#### [Element data from apps and pages]
-------

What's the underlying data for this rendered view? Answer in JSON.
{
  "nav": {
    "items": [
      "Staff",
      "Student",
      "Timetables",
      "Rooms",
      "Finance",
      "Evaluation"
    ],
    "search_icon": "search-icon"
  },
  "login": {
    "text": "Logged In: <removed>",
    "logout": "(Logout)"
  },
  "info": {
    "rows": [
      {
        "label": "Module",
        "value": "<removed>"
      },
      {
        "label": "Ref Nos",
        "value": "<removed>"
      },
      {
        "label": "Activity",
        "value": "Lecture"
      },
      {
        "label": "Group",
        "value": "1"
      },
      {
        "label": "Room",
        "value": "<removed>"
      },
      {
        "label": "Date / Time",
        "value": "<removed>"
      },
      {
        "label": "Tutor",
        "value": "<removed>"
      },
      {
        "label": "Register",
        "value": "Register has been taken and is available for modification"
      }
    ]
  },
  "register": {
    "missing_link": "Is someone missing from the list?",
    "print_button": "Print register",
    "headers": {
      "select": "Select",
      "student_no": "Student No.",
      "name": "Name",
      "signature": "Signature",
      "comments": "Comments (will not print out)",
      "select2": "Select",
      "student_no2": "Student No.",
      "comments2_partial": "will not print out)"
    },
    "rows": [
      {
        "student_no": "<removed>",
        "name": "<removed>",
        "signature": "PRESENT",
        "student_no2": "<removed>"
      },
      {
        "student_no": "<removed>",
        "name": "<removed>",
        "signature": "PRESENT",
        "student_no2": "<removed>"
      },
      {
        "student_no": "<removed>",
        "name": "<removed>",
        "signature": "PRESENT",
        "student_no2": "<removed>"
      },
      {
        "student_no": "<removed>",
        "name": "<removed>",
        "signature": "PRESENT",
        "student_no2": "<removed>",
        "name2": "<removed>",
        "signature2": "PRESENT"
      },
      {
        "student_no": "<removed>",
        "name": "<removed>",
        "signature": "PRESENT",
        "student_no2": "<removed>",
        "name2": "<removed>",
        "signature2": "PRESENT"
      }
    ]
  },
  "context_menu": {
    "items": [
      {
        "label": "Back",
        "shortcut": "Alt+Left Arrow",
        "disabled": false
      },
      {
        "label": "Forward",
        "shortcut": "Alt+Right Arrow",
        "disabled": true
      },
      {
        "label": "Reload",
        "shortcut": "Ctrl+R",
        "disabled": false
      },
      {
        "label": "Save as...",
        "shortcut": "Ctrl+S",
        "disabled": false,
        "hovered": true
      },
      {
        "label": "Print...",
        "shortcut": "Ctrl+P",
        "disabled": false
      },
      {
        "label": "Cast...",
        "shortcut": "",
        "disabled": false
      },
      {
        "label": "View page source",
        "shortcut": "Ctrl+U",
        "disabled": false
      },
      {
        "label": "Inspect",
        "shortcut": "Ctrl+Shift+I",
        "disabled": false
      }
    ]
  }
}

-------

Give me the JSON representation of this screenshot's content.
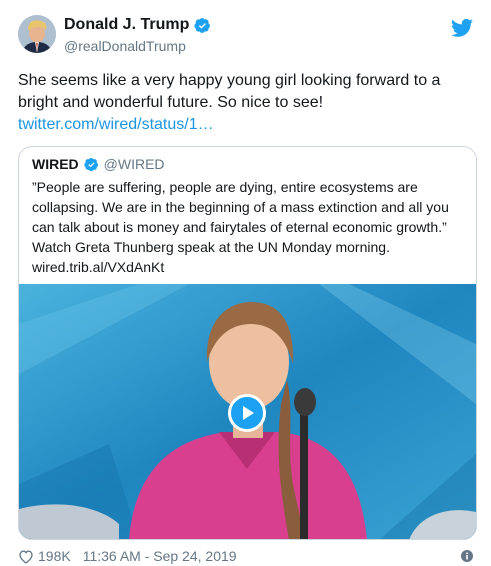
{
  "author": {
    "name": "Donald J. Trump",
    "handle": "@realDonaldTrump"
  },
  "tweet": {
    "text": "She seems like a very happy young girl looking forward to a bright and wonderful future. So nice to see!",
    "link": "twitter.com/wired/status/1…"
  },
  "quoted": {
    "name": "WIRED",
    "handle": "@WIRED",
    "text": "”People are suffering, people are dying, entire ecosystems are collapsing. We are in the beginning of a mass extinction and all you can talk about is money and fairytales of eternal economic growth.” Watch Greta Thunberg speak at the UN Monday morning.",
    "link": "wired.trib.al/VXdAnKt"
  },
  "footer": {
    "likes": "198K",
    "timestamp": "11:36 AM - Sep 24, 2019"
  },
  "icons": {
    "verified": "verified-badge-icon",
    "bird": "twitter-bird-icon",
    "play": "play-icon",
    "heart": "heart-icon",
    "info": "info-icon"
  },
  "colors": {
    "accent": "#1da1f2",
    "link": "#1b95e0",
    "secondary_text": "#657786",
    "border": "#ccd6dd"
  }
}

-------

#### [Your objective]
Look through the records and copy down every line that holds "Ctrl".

#### [Response area]
        "shortcut": "Ctrl+R",
        "shortcut": "Ctrl+S",
        "shortcut": "Ctrl+P",
        "shortcut": "Ctrl+U",
        "shortcut": "Ctrl+Shift+I",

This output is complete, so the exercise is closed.